Gone are the days when “the ideal home” sparked images of brick and stucco, heavy, ornate fixtures, and decorative furniture.
While a handful of home hunters still lean towards the traditional, the trend in both construction and consumer preferences has been towards the opposite end of the spectrum: wide glass panels, use of lines and space, and minimalist pieces.
Advancements in engineering have a strong hand in this shift: lightweight concrete, laminated timber, and even foam mixtures are now being incorporated into sustainable construction. These are also a response to growing awareness of sustainability and changing lifestyles.
Sustainability is now a major buzzword even in real estate and construction. According to Barker Associates, the most informed home hunters desire not only functional aesthetic, but also concern for environmental conditions.
Frost & Sullivan has hailed this a new era of construction as having a focus on sustainability, energy-efficient, and even recyclable construction materials on a global level.
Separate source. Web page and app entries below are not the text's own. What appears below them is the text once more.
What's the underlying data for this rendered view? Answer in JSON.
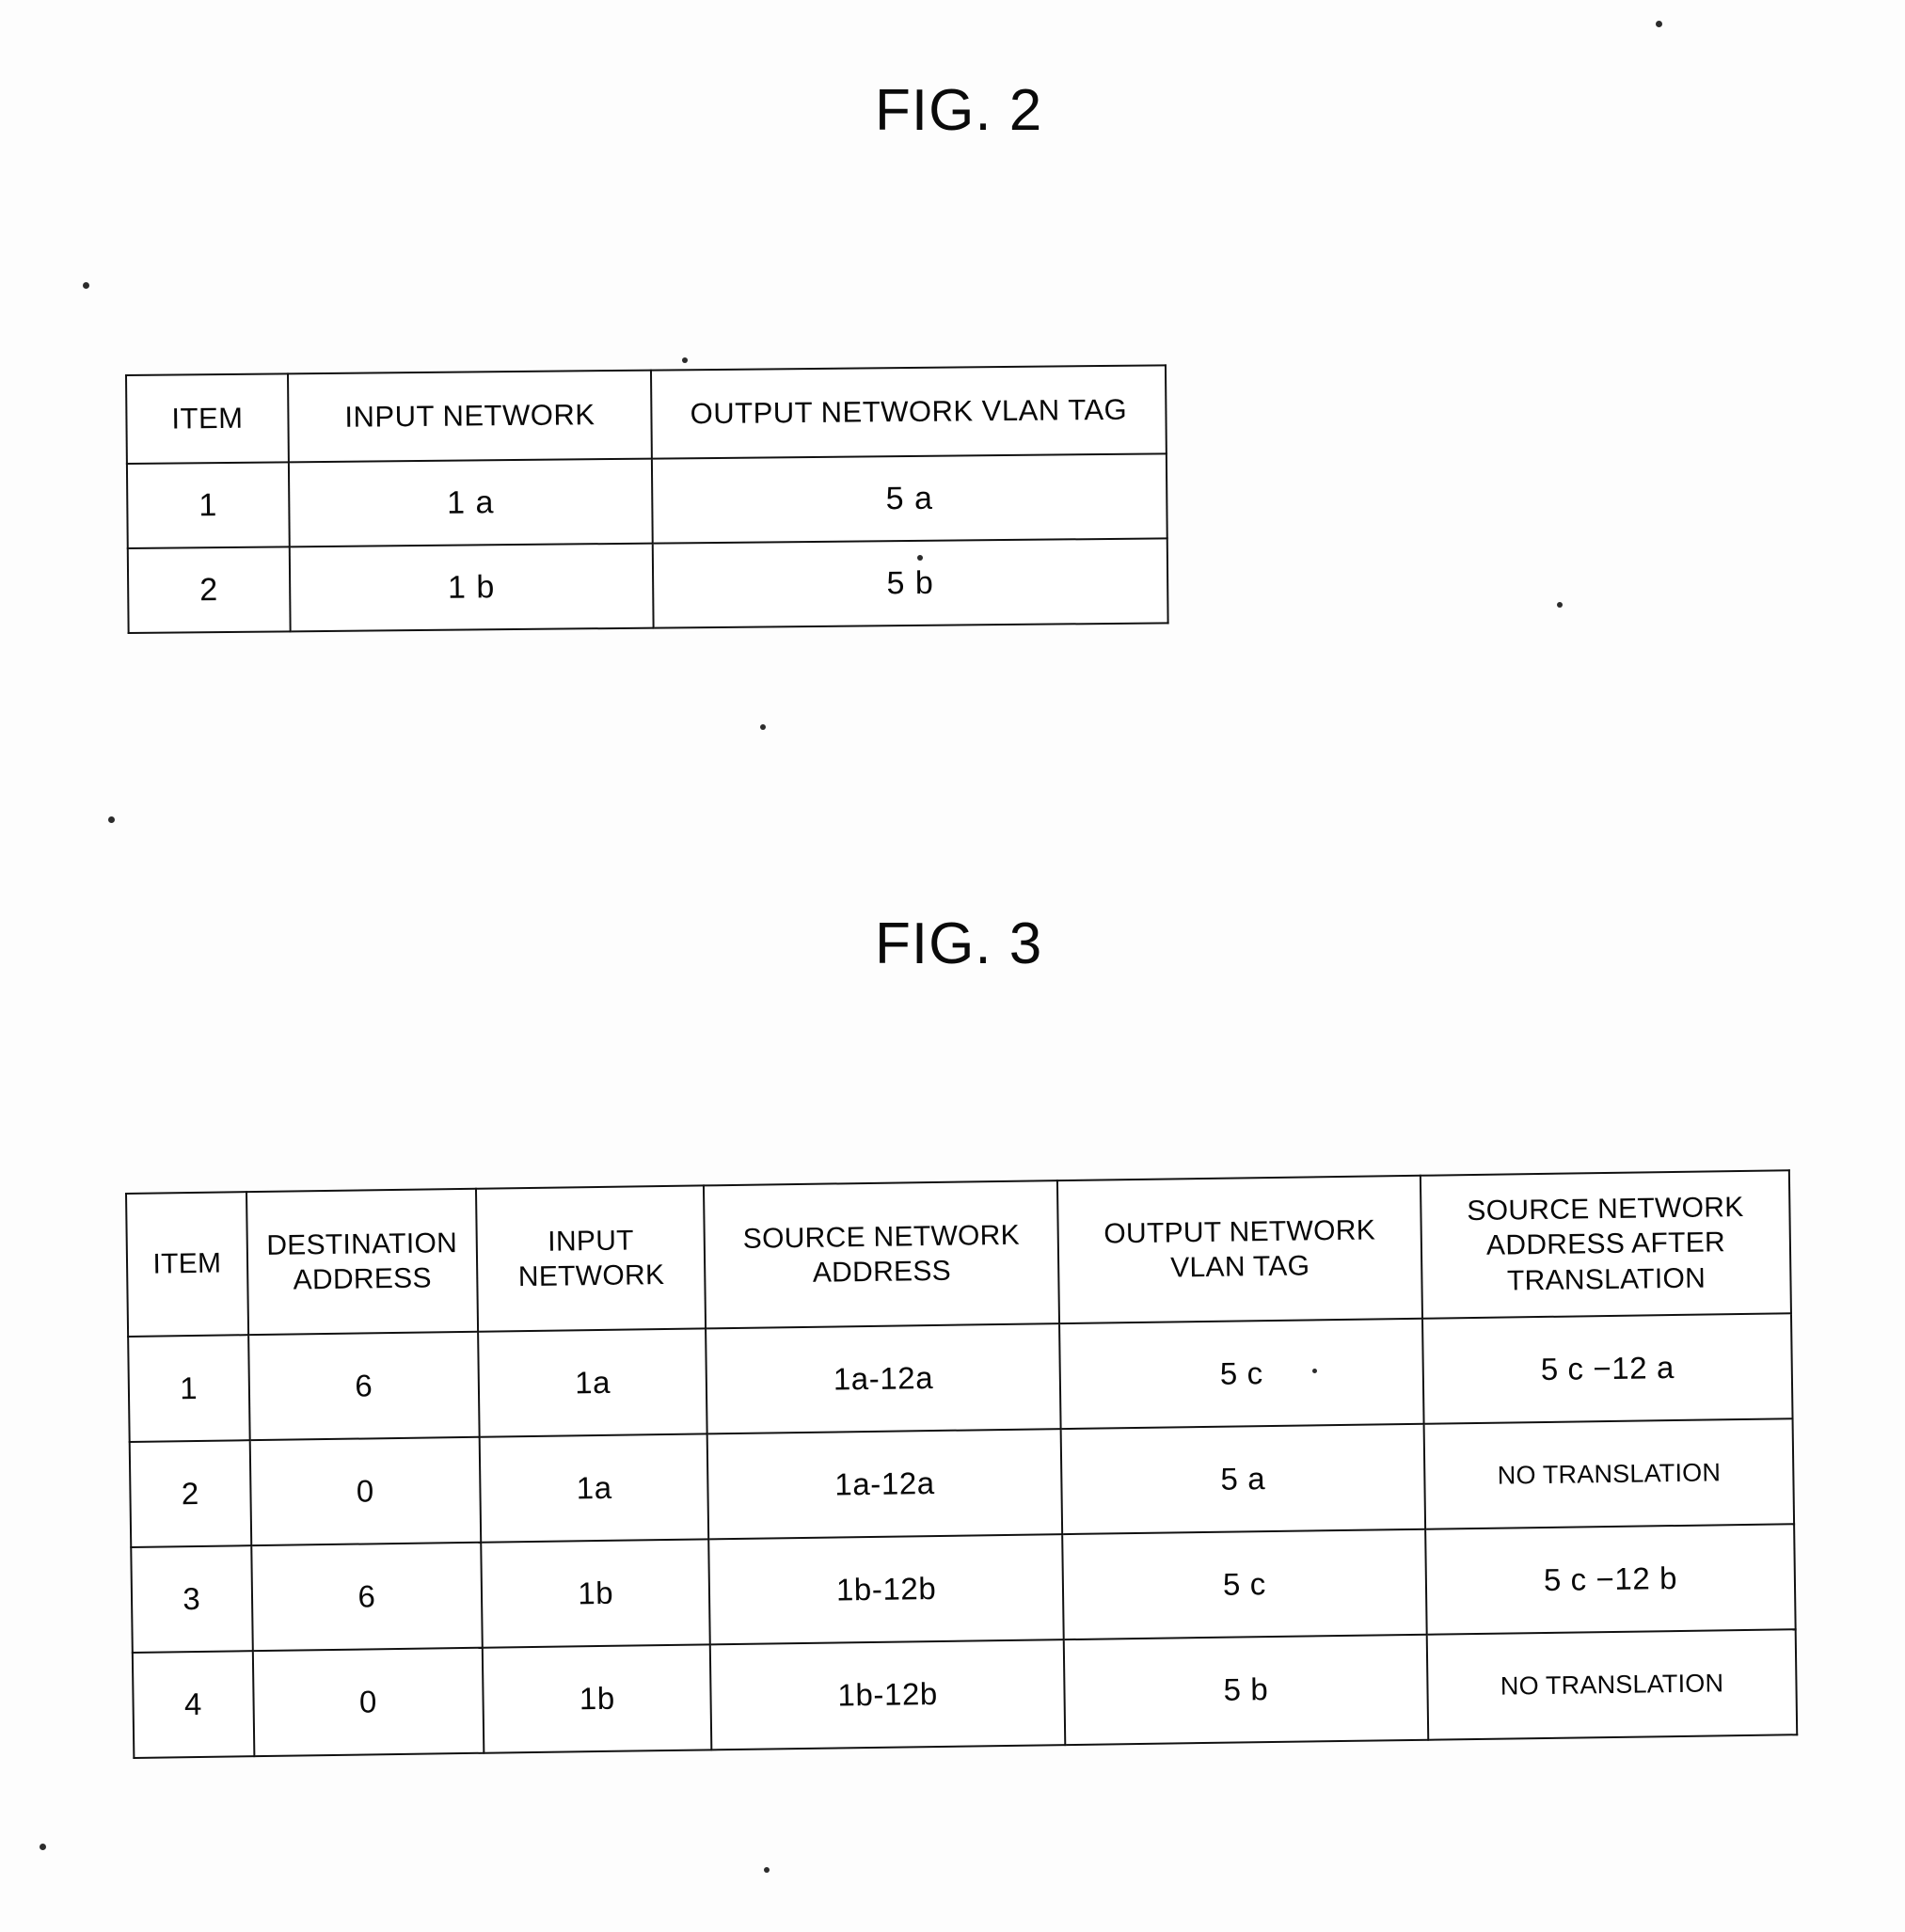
{
  "figures": [
    {
      "title": "FIG. 2",
      "table": {
        "headers": [
          "ITEM",
          "INPUT NETWORK",
          "OUTPUT NETWORK VLAN TAG"
        ],
        "rows": [
          [
            "1",
            "1 a",
            "5 a"
          ],
          [
            "2",
            "1 b",
            "5 b"
          ]
        ]
      }
    },
    {
      "title": "FIG. 3",
      "table": {
        "headers": [
          "ITEM",
          "DESTINATION ADDRESS",
          "INPUT NETWORK",
          "SOURCE NETWORK ADDRESS",
          "OUTPUT NETWORK VLAN TAG",
          "SOURCE NETWORK ADDRESS AFTER TRANSLATION"
        ],
        "header_lines": [
          [
            "ITEM"
          ],
          [
            "DESTINATION",
            "ADDRESS"
          ],
          [
            "INPUT",
            "NETWORK"
          ],
          [
            "SOURCE NETWORK",
            "ADDRESS"
          ],
          [
            "OUTPUT NETWORK",
            "VLAN TAG"
          ],
          [
            "SOURCE NETWORK",
            "ADDRESS AFTER",
            "TRANSLATION"
          ]
        ],
        "rows": [
          [
            "1",
            "6",
            "1a",
            "1a-12a",
            "5 c",
            "5 c −12 a"
          ],
          [
            "2",
            "0",
            "1a",
            "1a-12a",
            "5 a",
            "NO TRANSLATION"
          ],
          [
            "3",
            "6",
            "1b",
            "1b-12b",
            "5 c",
            "5 c −12 b"
          ],
          [
            "4",
            "0",
            "1b",
            "1b-12b",
            "5 b",
            "NO TRANSLATION"
          ]
        ]
      }
    }
  ],
  "colors": {
    "ink": "#111111",
    "paper": "#ffffff"
  }
}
As the public leans toward eco-friendly alternatives, so has their pursuit of holistic health. The demand for quality indoor air, non-toxic materials, and an adaptable layout indicates that potential homeowners seek more than a place to eat, shower, and lay their heads: they want to feel at their best.
Studies show that long-term exposure to air pollutants indoors may cause physical ailments such as headaches and fatigue. Meanwhile, an abode rich in plant life can contradict these effects as well as reduce stress levels, facilitate better sleep, increase focus and creativity, and improve mood.
Holistic living involves treatment of the whole person. This shies away from the compartmentalization of recreational spaces, work areas, plain household tasks, and plain sleep that’s reminiscent of a time past.
The new ideal among homes is one that will enable residents to incorporate a healthy lifestyle into their abode. People want a place wherein they can pursue such a lifestyle in an environment conducive for both rest and productivity. But what does this look like?
Of Pocket Gardens and Urban Jungles
It’s no longer just gated houses that can be endowed with lush yards and gardenscapes: the most in-demand residences today boast access to grassy courtyards or rooftop gardens.
Even when entire lawns aren’t possible, plenty a desirable property feature pocket gardens: a mini balcony lined with planter boxes, flowerpots incorporated into the breakfast counter, hedged fences, or a paved yard with a designated urban jungle.
Inevitably, the covid-19 pandemic drove up demand for homes with gardens and generous outdoor space, reported The Scotsman in mid-2020.
Wellness Begins at Home
Like green homes and spaces, the demand for wellness amenities has increased.
Forbes reported in 2018 that the U.S. fitness industry had been growing by up to 4% per year in the previous decade.
Come covid-19, it only pointed more people towards the benefits of exercise, as poor cardiovascular health is among the major risk factors for severe infection.
Access to a swimming pool or gym was reported in 2020 by Philippine real estate company Lamudi as the top-searched amenity on the platform. Moreover, a RentCafe survey that same year found that for 28% of Western respondents, the absence of a gym was considered a dealbreaker in searching for a rental.
Outside of the apartment or condo market, homeowners drove up the demand for gym equipment. What were once separate destinations in daily life are gradually being incorporated holistically into residential spaces.
Safety and Convenience
Security has always been a top-of-mind concern when buying a home, whether against robbers or fire hazards.
As residents grow more engaged with their home life, property and maintenance services have become mainstream essentials. Staying at home has not made people less busy; rather, it’s turned their attention more sharply at what can be done in and to their homes.
Current events have contributed to the demand for home services, which had already been rising within the past five years.
An accessible home is one that caters to people disabled by health ailments, age, or other unique circumstances, ensuring they can maneuver their own house with minimal difficulty.
The UDS Foundation offers various recommendations for home accessiblility such as garage and hallway measurements, ramps, and even placement of door handles and electric outlets. There are also suggested modifications for the kitchen and bathrooms.
While the average able-bodied occupant would think little of such elements, they make a world of difference for those whose accessibility is considered a luxury.
Angi, Inc. summarized these developments quite well:
“No longer are homes strictly assets we use to force us to save—they are the new center of our personal and professional lives. Home spending decisions are more and more being driven not only by pressing maintenance repairs, but now also by enjoyment, utility and lifestyle.”
Home hunters in this day and age seek a secure home that gets plenty of sunlight, smooth airflow, and space for greenery, coupled with space-saving fixtures, modern appliances, and access to amenities and services that will help them pursue a healthy lifestyle.
After decades of construction innovation, design trends, and interplay of social, environmental, and health issues, this is the new ideal.